If you look at the back of NAD's new T787 AV Surround Sound Receiver ($3499) you'll see the plug-in modules that make the 120 WPC x 7 unit amenable to future upgrading. As delivered it includes the latest digital video, HDMI, and audio modules. A Control4 Director Series Module is an option. The T187 AV Preamp Processor ($2499) is similarly equipped.
Dan D'Agostino Master Audio Systems showed its new $42,000/pair Momentum monoblock amps, shown here with the Wilson Audio Sashas, dCS Puccini SACD playback system, Weiss Firewire to coaxial digital converter, and high-rez music from a Mac laptop that together teamed up with them to produce one of the best sounding rooms at the show.
Quality home theater demos were thin on the ground anywhere at CES, but particularly rare in the Venetian hotel. This is the venue for high performance audio, which for far too many audiophiles does not leave room for either multichannel music or any combination of audio and video. But the Wolf Cinema room was an exception, combining the $25,000 Wolf DCL-200FD LED-lit DLP projector with an ISCO anamorphic lens ($10,000) on a 120" wide, 2.35:1 screen. The latter was said to be a 1.4-gain Screen Innovations design, but I need to check up on that, as the only 1.4-gain screen listed in SI's brochure is the dark gray, Black Diamond HD. The speakers were from the Sonus Faber Toy series, together with three T-1 REL subwoofers. The result was exceptional video and audio, even if the former cost several times the latter. The pre-pro was a Primare, no longer distributed in the US by Sumiko (Sumiko distributes Wolf projectors).
At $700/pair, PSB's Imagine Mini (second from left, on stand) may turn some heads. It did not have any deep bass, but was clean as far down as it went, and even when played loud (though not unreasonably loud) did not fall to pieces. With a good subwoofer, five of them plus a spare (unfortunately they are sold only in pairs), or four with an Imagine center, could make for a sweet, small room home theater setup.
The new Speaker Box 5 from Project (the turntable people) sounded ridiculously dynamic for such a tiny feller. Distributed by Sumiko, they will sell for $400/pair in a variety of colors, such as this fire engine red. The electronics shown here are not included!
Xbox Kinect users already know how cool it is to use motion control. PrimeSense, the folks who developed the technology behind the Kinect, are now actively licensing it to other companies and hope to have it built in to TVs in the near future. Computer maker, Asus, will be the first computer company to develop a product that will allow you to stream content from your PC to your TV and control it using hand gestures.
I thought I’d seen just about every variation of an iPod case by now, but a quick walk-through of the section of CES devoted to all things iPod brought me to this booth. Beaheadcase has combined a bottle opener with an iPod case because you never know when you might be using your iPod and need to open a bottle of beer. Just remember, don’t drink and download.

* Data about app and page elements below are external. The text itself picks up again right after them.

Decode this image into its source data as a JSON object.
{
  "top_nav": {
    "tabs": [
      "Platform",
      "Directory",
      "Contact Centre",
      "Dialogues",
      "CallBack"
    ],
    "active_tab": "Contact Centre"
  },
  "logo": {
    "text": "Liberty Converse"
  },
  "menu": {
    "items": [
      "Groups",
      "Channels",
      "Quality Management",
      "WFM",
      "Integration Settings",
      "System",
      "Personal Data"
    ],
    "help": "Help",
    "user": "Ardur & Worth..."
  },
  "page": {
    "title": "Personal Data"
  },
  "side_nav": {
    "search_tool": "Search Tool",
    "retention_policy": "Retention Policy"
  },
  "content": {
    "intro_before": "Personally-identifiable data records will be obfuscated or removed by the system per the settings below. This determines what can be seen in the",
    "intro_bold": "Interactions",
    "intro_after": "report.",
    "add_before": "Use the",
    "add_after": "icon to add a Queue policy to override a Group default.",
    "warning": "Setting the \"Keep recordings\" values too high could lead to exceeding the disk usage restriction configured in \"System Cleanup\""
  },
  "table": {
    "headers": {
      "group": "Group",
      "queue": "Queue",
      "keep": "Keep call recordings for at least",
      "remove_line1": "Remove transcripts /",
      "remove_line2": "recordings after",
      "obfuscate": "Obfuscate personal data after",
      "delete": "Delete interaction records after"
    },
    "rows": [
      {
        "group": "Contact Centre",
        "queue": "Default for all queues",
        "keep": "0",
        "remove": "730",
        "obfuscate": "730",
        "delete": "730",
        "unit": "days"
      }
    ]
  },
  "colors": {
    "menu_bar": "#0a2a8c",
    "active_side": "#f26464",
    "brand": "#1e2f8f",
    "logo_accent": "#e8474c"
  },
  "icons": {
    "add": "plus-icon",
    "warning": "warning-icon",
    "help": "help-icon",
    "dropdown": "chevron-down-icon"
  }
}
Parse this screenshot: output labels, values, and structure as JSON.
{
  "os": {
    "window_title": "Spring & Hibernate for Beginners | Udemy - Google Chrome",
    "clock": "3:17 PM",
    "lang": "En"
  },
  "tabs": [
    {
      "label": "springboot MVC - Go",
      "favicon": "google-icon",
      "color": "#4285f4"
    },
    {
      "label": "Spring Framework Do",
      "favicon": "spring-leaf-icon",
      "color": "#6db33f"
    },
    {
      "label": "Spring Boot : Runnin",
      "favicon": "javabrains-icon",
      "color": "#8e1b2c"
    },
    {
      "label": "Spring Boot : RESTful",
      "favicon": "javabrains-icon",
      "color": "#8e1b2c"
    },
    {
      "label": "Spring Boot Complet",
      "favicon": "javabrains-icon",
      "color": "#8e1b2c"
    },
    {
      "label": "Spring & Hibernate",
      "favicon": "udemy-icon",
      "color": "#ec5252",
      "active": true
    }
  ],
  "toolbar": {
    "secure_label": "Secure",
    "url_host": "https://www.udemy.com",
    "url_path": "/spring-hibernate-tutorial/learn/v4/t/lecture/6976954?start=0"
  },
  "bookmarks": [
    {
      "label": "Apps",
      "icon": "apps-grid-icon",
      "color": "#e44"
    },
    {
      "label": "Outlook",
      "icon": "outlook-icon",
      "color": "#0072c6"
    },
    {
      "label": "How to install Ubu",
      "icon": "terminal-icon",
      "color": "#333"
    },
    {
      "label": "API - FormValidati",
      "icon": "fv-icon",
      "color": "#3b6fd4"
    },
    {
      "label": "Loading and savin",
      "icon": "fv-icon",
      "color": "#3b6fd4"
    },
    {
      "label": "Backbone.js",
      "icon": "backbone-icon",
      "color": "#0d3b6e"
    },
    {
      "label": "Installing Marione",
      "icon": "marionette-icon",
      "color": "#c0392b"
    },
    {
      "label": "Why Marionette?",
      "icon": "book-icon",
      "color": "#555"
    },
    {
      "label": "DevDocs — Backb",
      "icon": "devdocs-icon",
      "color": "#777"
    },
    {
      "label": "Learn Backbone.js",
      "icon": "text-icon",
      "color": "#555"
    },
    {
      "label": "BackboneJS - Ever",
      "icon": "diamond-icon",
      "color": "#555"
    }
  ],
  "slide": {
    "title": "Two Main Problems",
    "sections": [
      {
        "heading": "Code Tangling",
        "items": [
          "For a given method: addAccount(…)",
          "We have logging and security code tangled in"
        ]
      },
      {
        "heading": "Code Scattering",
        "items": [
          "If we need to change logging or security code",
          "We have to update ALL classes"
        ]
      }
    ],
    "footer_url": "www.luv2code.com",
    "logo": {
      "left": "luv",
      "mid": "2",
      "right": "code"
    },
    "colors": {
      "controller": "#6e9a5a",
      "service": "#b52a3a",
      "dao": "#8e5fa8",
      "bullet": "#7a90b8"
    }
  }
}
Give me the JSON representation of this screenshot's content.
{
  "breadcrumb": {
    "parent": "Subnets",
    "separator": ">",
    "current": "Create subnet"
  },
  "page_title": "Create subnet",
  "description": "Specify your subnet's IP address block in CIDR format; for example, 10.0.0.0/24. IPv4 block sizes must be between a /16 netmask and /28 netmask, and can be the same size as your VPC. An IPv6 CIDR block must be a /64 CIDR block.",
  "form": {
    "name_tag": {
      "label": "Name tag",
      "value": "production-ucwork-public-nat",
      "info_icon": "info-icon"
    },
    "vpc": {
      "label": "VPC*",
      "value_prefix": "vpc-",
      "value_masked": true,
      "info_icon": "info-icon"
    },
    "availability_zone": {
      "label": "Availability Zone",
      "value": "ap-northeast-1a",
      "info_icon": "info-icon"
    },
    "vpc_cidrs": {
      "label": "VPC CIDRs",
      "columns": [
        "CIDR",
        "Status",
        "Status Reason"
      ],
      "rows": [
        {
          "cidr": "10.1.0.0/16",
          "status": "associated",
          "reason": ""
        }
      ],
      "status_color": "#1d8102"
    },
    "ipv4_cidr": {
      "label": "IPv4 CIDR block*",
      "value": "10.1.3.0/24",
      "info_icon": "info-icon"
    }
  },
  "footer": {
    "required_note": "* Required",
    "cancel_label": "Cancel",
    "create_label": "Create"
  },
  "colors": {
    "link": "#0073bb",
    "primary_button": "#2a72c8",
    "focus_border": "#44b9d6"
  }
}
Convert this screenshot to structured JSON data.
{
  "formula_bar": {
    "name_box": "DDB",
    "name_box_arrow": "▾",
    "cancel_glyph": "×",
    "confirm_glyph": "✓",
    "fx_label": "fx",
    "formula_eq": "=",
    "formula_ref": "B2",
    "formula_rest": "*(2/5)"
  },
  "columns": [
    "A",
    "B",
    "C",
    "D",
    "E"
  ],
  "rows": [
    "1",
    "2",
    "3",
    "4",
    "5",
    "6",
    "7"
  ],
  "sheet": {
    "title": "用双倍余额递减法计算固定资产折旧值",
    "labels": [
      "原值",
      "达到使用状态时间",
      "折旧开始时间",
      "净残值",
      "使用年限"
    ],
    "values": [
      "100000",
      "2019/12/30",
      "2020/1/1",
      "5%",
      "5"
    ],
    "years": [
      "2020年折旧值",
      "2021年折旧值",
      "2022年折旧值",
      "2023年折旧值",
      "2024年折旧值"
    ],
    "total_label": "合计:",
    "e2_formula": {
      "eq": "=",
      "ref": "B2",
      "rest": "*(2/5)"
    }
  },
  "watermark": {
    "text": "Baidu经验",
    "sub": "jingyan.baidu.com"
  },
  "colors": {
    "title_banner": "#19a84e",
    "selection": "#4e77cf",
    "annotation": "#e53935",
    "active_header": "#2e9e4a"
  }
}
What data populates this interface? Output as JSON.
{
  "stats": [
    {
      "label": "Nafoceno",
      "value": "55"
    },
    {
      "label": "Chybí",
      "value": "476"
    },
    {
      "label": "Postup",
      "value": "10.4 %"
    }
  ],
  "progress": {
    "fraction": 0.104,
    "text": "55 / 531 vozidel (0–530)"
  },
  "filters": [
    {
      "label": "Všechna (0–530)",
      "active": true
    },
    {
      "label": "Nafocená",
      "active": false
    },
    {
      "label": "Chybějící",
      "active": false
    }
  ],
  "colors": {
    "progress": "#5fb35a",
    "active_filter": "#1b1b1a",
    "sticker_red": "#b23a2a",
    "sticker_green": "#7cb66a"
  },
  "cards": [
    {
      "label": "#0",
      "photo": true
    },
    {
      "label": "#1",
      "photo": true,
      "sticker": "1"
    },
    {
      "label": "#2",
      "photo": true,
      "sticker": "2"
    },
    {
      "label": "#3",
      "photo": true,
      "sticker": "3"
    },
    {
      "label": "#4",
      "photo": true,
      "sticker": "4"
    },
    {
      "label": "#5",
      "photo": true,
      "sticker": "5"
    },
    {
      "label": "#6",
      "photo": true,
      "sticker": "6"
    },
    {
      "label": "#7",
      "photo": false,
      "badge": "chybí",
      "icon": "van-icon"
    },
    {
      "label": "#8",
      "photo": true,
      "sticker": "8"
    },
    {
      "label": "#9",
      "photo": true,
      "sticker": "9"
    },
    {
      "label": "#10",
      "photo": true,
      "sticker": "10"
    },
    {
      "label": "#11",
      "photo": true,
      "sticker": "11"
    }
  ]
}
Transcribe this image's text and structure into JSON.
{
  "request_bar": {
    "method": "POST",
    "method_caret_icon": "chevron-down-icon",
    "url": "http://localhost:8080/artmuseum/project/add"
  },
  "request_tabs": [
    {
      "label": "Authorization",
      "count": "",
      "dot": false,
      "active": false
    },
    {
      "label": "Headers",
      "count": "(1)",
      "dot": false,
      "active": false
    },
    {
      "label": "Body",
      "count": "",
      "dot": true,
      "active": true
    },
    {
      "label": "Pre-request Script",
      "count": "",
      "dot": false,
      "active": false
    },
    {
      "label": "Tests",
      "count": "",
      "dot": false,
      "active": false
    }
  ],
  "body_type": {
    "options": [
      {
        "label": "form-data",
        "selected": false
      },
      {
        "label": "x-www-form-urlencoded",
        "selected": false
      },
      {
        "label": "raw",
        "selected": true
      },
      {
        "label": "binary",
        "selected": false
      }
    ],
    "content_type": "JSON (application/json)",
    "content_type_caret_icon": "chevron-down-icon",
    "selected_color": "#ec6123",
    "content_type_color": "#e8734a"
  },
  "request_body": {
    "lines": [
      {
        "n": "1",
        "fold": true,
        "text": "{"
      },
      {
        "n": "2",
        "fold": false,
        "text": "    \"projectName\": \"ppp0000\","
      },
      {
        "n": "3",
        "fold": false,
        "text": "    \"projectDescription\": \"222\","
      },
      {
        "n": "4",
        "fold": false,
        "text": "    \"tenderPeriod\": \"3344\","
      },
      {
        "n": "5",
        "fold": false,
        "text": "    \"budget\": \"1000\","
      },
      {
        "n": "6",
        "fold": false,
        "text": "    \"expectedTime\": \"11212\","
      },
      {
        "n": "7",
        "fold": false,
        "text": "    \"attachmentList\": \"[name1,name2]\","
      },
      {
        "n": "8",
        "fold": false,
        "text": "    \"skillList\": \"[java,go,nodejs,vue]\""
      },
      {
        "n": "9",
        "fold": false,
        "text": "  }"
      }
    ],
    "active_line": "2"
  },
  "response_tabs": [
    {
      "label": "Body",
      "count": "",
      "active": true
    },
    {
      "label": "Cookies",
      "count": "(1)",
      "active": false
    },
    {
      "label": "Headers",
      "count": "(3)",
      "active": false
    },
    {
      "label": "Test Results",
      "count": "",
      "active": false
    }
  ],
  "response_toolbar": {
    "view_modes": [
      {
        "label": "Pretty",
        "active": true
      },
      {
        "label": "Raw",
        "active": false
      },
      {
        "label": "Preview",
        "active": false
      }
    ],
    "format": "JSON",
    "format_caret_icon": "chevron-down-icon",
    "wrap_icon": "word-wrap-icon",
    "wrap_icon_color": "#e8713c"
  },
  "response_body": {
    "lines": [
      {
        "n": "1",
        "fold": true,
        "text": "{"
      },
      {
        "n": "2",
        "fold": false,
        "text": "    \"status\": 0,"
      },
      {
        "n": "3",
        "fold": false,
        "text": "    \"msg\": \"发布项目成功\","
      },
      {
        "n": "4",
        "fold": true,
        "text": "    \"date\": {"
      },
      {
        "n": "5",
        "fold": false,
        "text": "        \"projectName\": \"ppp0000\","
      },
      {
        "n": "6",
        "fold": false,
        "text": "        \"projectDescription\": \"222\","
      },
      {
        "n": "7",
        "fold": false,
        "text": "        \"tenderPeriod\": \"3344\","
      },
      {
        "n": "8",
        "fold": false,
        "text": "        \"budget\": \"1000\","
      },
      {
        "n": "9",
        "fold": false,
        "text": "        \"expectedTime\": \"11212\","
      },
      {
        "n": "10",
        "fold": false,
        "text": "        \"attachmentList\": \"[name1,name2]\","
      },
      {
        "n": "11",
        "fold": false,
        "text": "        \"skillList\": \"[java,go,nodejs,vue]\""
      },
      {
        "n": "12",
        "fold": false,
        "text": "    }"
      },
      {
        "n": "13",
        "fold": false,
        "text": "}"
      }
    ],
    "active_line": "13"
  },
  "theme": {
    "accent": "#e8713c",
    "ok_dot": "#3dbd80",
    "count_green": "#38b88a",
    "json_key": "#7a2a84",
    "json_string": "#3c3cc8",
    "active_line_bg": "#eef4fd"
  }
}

There are quite a few add-on devices that will turn your iPod touch into a remote control, but most of them are cumbersome or require some sort of obtrusive dongel. The most interesting one I’ve found so far is the Surc, which is an iPhone case with a built-in IR emitter. The case isn’t much larger than the iPhone itself, and it’s easily removable if you only want to use it at home. A free app is available that lets you customize the remote by adding in remote control code sets already in the Surc database – or you can teach the remote codes that aren’t yet available. Multiple rooms and macros can be easily programmed into the iPhone/Surc combo in minutes. It’s extremely easy to set up, and the UI is configurable (buttons can be moved, added, or removed). Availability is targeted for early 2011 with pricing yet to be determined. Surc cases for the iPod touch and iPad are in development. You can learn more at www.getsurc.com.
Focal showed off a new multimedia speaker system called the XS Book. The system consists of a powered speaker (2 x 20 watts) that takes an analog audio output from your computer. A speaker cable is then run from the amp in the first speaker to the companion speaker. Even though the system doesn’t include a subwoofer, Focal claims a frequency response of 50 Hz to 22 kHz, which is very believable based on what I heard during a demo at Focal’s suite in the Mirage. In fact, these speakers are good enough to be used as main bookshelf audio or TV speakers in a small room. They’re compatible with Omnimount brackets for on-wall mounting. Pricing is expected to be $399.